CAIRO, July 16 (Reuters) - The European Bank for Reconstruction and Development (EBRD) expects to keep investments in Egypt at over 1 billion euros this year, boosting its equity portfolio through a delayed privatisation programme, its regional director said.
The bank intends to participate in an expected share offering for state-run Alexandria Container and Cargo Handling Company, among the first of dozens of state-run companies planning to sell stakes, Janet Heckman, managing director for the southern and eastern Mediterranean, said in an interview on Wednesday.
It also hopes to help finance a monorail project that will link Cairo to a new capital being built in the desert, and for which a consortium led by Bombardier has been identified as the preferred bidder, she said.
Set up in 1991 to help ex-communist countries of eastern Europe shift to market economies, the London-based EBRD has extended its operations over the last decade to more than 35 countries, from Morocco to Mongolia.
It started operating in Egypt in 2012, a year after the uprising that toppled former president Hosni Mubarak and threw the country into turmoil.
Last year Egypt overtook Turkey as the EBRD’s largest country of investment, with about 1.2 billion euros invested in renewable energy, power, property and tourism, agribusiness and transport.
“It’s been quite a quick ramp-up. As of last month we’ve invested roughly a little over 5 billion euros ... in 95 projects, all but 11 of which are private sector,” said Heckman.
More than half those investments have come since 2017, a year after Egypt began implementing a three-year economic reform programme tied to a $12 billion loan from the International Monetary Fund.
The reforms included a sharp devaluation of the Egyptian pound that made Egypt more attractive to private capital.
Equity only makes up about 5% of the EBRD’s portfolio in Egypt, but that share was expected to rise, said Heckman.
“This year in conjunction with the IPOs and other investments we’re looking at, we expect it to shift significantly,” she said.
The state owns vast swathes of Egypt’s economy.
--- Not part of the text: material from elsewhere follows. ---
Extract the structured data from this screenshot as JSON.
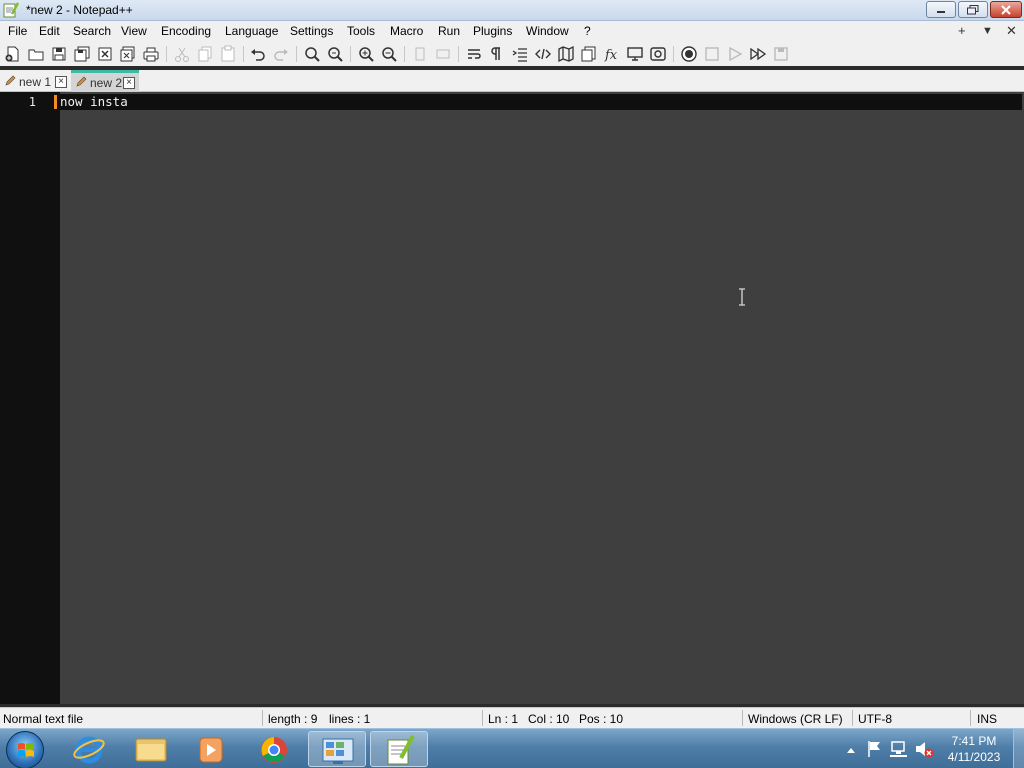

A programme to launch share sales has been held up since last year, partly due to emerging market uncertainty.
Egypt has been praised by international lenders for its speedy reforms, though austerity measures and inflation have left many Egyptians struggling to get by.
Gross domestic product is forecast to top 5% for a second year running, but investment outside the energy sector has been falling.
“People want to see a period of continued stability and progress, because it’s a big decision to begin significant manufacturing facilities in a country,” said Heckman.
She said she was encouraged by the start-up scene, signs big Egyptian companies are investing more domestically and expanding infrastructure for investors such as legal and consulting firms.
“We continue to be quite bullish and optimistic about Egypt ... it’s a big country, almost 100 million people and at the same time it’s greatly positioned in terms of export opportunities, which I think have been highly underdeveloped,” Heckman said.
Editing by Catherine Evans